Wed | Jun 23, 2021

The plight of OUR children

Published:Friday | April 13, 2012 | 12:00 AM


The issue of the Beeston Street eviction notice serves to highlight the issues of squatting, affordable housing, and tribal politics. But, most important, it highlights the plight of OUR children. Yes, 28 of OUR children.

It is shameless to see the blogs and comments on every other issue and no comments on the children. I suspect that it is because they are poor and from the lower class. Not so; they are children. They do not wear orange or green. They are just children who like to play and have fun and perhaps have somewhere to live.

The current discussion about child abuse should not overlook the abuse of children that takes place within the bureaucracy and within the justice system.

I have no fault with the eviction notice but abhor the process. Since this tenement existed for 20 years, a proper assessment of the residents and their needs should have been made. The Government can assist in arrangements for temporary quarters, especially for the families with children. Further, the disruption in schooling should be considered. Transferring children in the last two months of the school year makes no sense.

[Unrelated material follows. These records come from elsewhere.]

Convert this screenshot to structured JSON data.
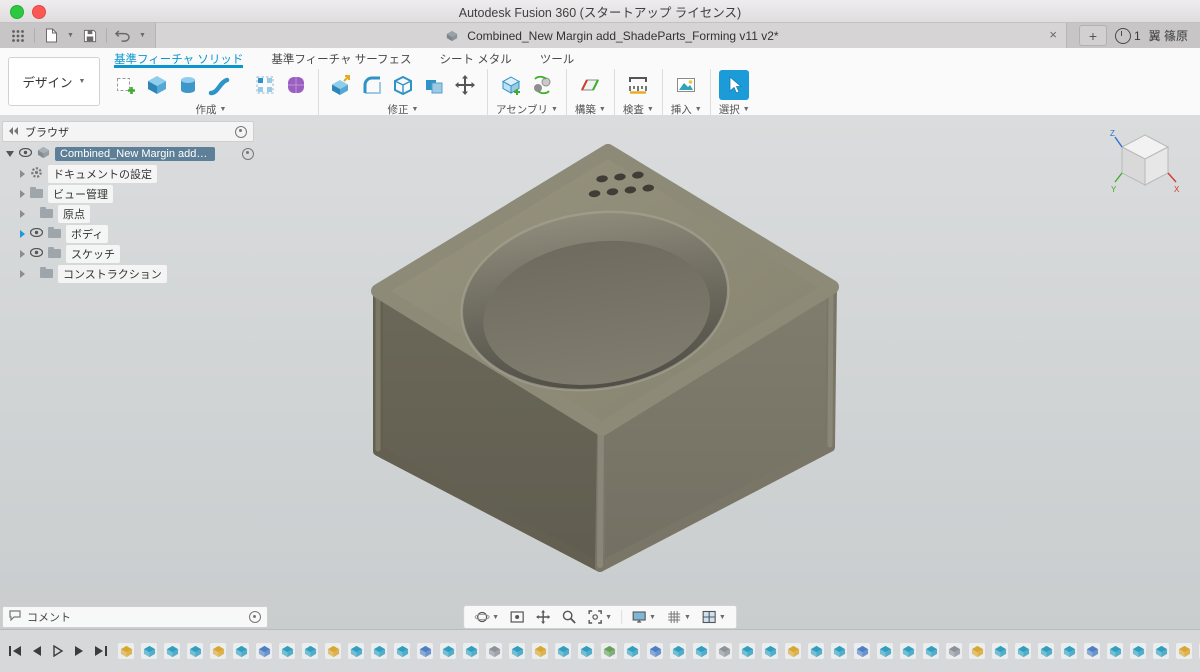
{
  "window": {
    "title": "Autodesk Fusion 360 (スタートアップ ライセンス)"
  },
  "ui": {
    "caret": "▼",
    "close": "×",
    "plus": "+"
  },
  "tabbar": {
    "document_tab": "Combined_New Margin add_ShadeParts_Forming v11 v2*",
    "notification_count": "1",
    "user_name": "翼 篠原"
  },
  "toolbar": {
    "design_menu": "デザイン",
    "tabs": {
      "solid": "基準フィーチャ ソリッド",
      "surface": "基準フィーチャ サーフェス",
      "sheetmetal": "シート メタル",
      "tools": "ツール"
    },
    "groups": {
      "create": "作成",
      "modify": "修正",
      "assemble": "アセンブリ",
      "construct": "構築",
      "inspect": "検査",
      "insert": "挿入",
      "select": "選択"
    }
  },
  "browser": {
    "title": "ブラウザ",
    "root_label": "Combined_New Margin add_...",
    "items": {
      "settings": "ドキュメントの設定",
      "views": "ビュー管理",
      "origin": "原点",
      "bodies": "ボディ",
      "sketches": "スケッチ",
      "construction": "コンストラクション"
    }
  },
  "comments": {
    "title": "コメント"
  },
  "colors": {
    "accent_blue": "#0a96cf",
    "selected_tool_bg": "#1b9bd8",
    "selected_item_bg": "#5d7f97",
    "model_top": "#908d7c",
    "model_left": "#67655a",
    "model_right": "#7d7a6e",
    "timeline_teal": "#2f9fc0",
    "timeline_yellow": "#d9a62e"
  },
  "timeline": {
    "features": [
      {
        "type": "sketch",
        "color": "#d9a62e"
      },
      {
        "type": "extrude",
        "color": "#2f9fc0"
      },
      {
        "type": "extrude",
        "color": "#2f9fc0"
      },
      {
        "type": "fillet",
        "color": "#2f9fc0"
      },
      {
        "type": "sketch",
        "color": "#d9a62e"
      },
      {
        "type": "extrude",
        "color": "#2f9fc0"
      },
      {
        "type": "combine",
        "color": "#4e7fc4"
      },
      {
        "type": "extrude",
        "color": "#2f9fc0"
      },
      {
        "type": "fillet",
        "color": "#2f9fc0"
      },
      {
        "type": "sketch",
        "color": "#d9a62e"
      },
      {
        "type": "extrude",
        "color": "#2f9fc0"
      },
      {
        "type": "extrude",
        "color": "#2f9fc0"
      },
      {
        "type": "shell",
        "color": "#2f9fc0"
      },
      {
        "type": "combine",
        "color": "#4e7fc4"
      },
      {
        "type": "extrude",
        "color": "#2f9fc0"
      },
      {
        "type": "fillet",
        "color": "#2f9fc0"
      },
      {
        "type": "mirror",
        "color": "#8b9298"
      },
      {
        "type": "extrude",
        "color": "#2f9fc0"
      },
      {
        "type": "sketch",
        "color": "#d9a62e"
      },
      {
        "type": "extrude",
        "color": "#2f9fc0"
      },
      {
        "type": "hole",
        "color": "#2f9fc0"
      },
      {
        "type": "pattern",
        "color": "#67a05b"
      },
      {
        "type": "extrude",
        "color": "#2f9fc0"
      },
      {
        "type": "combine",
        "color": "#4e7fc4"
      },
      {
        "type": "extrude",
        "color": "#2f9fc0"
      },
      {
        "type": "fillet",
        "color": "#2f9fc0"
      },
      {
        "type": "parameter",
        "color": "#8b9298"
      },
      {
        "type": "extrude",
        "color": "#2f9fc0"
      },
      {
        "type": "extrude",
        "color": "#2f9fc0"
      },
      {
        "type": "sketch",
        "color": "#d9a62e"
      },
      {
        "type": "extrude",
        "color": "#2f9fc0"
      },
      {
        "type": "fillet",
        "color": "#2f9fc0"
      },
      {
        "type": "combine",
        "color": "#4e7fc4"
      },
      {
        "type": "extrude",
        "color": "#2f9fc0"
      },
      {
        "type": "shell",
        "color": "#2f9fc0"
      },
      {
        "type": "extrude",
        "color": "#2f9fc0"
      },
      {
        "type": "mirror",
        "color": "#8b9298"
      },
      {
        "type": "sketch",
        "color": "#d9a62e"
      },
      {
        "type": "extrude",
        "color": "#2f9fc0"
      },
      {
        "type": "hole",
        "color": "#2f9fc0"
      },
      {
        "type": "extrude",
        "color": "#2f9fc0"
      },
      {
        "type": "fillet",
        "color": "#2f9fc0"
      },
      {
        "type": "combine",
        "color": "#4e7fc4"
      },
      {
        "type": "extrude",
        "color": "#2f9fc0"
      },
      {
        "type": "extrude",
        "color": "#2f9fc0"
      },
      {
        "type": "fillet",
        "color": "#2f9fc0"
      },
      {
        "type": "sketch",
        "color": "#d9a62e"
      },
      {
        "type": "extrude",
        "color": "#2f9fc0"
      }
    ]
  }
}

These are some of the few issues that the bureaucracy should have considered in the timing of the eviction. These are issues that can be compassionately resolved.

The broader issues of squatting, affordable housing, and tribal politics require the attention of our politicians, who seem to be having trouble finding something to do other than handing out bun and cheese. We can build temporary housing similar to the RDP housing in South Africa as a temporary solution at minimum cost. We can award these houses on a lottery basis to get rid of tribal politics. We can reduce the problem of squatting by repealing the existing laws that allow someone to capture land or claim ownership by paying back taxes.

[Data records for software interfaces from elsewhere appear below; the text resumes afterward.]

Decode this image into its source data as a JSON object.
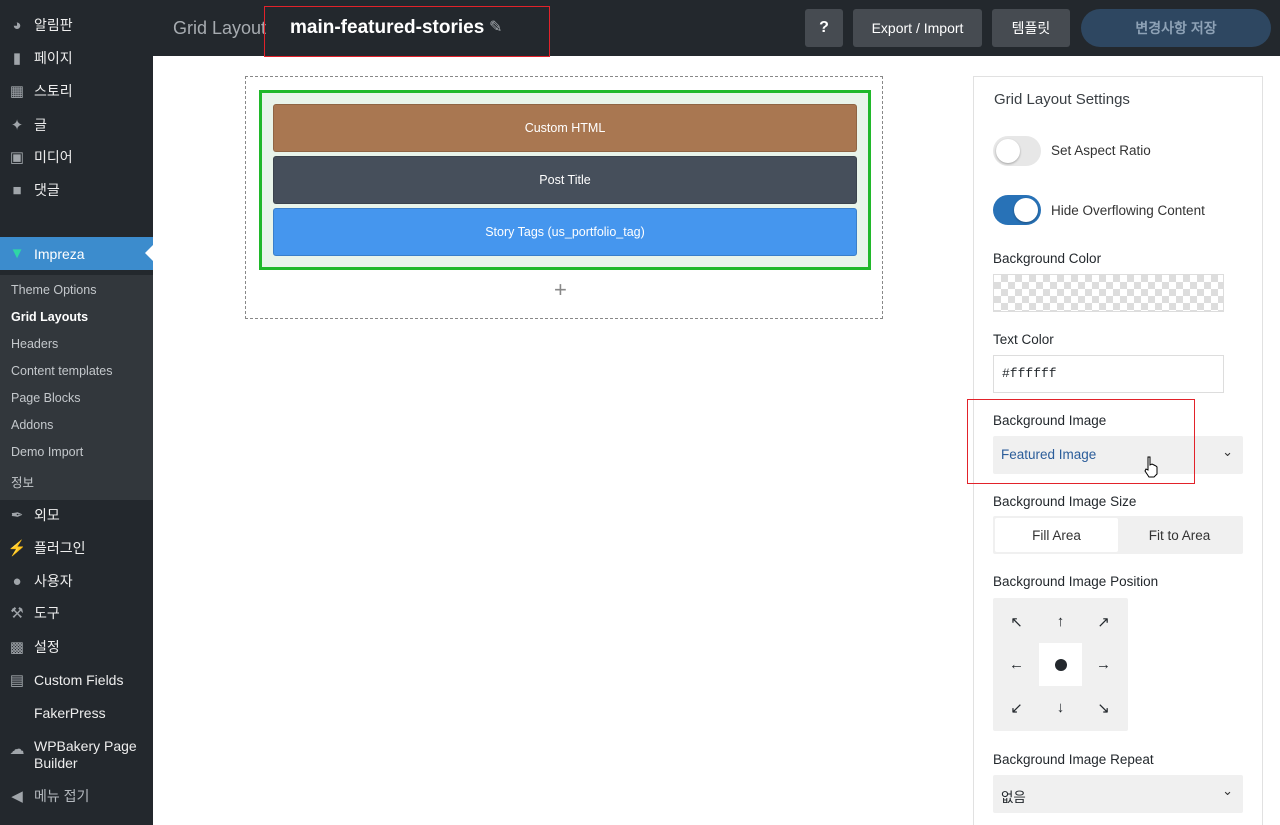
{
  "sidebar": {
    "top_items": [
      {
        "label": "알림판",
        "icon": "dashboard-icon"
      },
      {
        "label": "페이지",
        "icon": "pages-icon"
      },
      {
        "label": "스토리",
        "icon": "stories-icon"
      },
      {
        "label": "글",
        "icon": "pin-icon"
      },
      {
        "label": "미디어",
        "icon": "media-icon"
      },
      {
        "label": "댓글",
        "icon": "comments-icon"
      }
    ],
    "active": {
      "label": "Impreza",
      "icon": "impreza-icon"
    },
    "sub_items": [
      "Theme Options",
      "Grid Layouts",
      "Headers",
      "Content templates",
      "Page Blocks",
      "Addons",
      "Demo Import",
      "정보"
    ],
    "bottom_items": [
      {
        "label": "외모",
        "icon": "brush-icon"
      },
      {
        "label": "플러그인",
        "icon": "plugin-icon"
      },
      {
        "label": "사용자",
        "icon": "users-icon"
      },
      {
        "label": "도구",
        "icon": "tools-icon"
      },
      {
        "label": "설정",
        "icon": "settings-icon"
      },
      {
        "label": "Custom Fields",
        "icon": "table-icon"
      },
      {
        "label": "FakerPress",
        "icon": ""
      },
      {
        "label": "WPBakery Page Builder",
        "icon": "cloud-icon"
      },
      {
        "label": "메뉴 접기",
        "icon": "collapse-icon"
      }
    ]
  },
  "topbar": {
    "section_label": "Grid Layout",
    "layout_name": "main-featured-stories",
    "help_label": "?",
    "export_label": "Export / Import",
    "templates_label": "템플릿",
    "save_label": "변경사항 저장"
  },
  "canvas": {
    "elements": [
      {
        "label": "Custom HTML",
        "color": "#a97751"
      },
      {
        "label": "Post Title",
        "color": "#464f5b"
      },
      {
        "label": "Story Tags (us_portfolio_tag)",
        "color": "#4596ee"
      }
    ],
    "add_label": "+"
  },
  "panel": {
    "title": "Grid Layout Settings",
    "aspect_ratio_label": "Set Aspect Ratio",
    "aspect_ratio_on": false,
    "hide_overflow_label": "Hide Overflowing Content",
    "hide_overflow_on": true,
    "bg_color_label": "Background Color",
    "text_color_label": "Text Color",
    "text_color_value": "#ffffff",
    "bg_image_label": "Background Image",
    "bg_image_value": "Featured Image",
    "bg_size_label": "Background Image Size",
    "bg_size_options": [
      "Fill Area",
      "Fit to Area"
    ],
    "bg_position_label": "Background Image Position",
    "bg_repeat_label": "Background Image Repeat",
    "bg_repeat_value": "없음"
  }
}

Instead of these well-intentioned but repulsive laws, our Government can significantly increase the tax on idle land and use these funds to engage in the redistribution of land to small farmers and settlers. I am sure that there are other workable ideas.


Montego Bay, Jamaica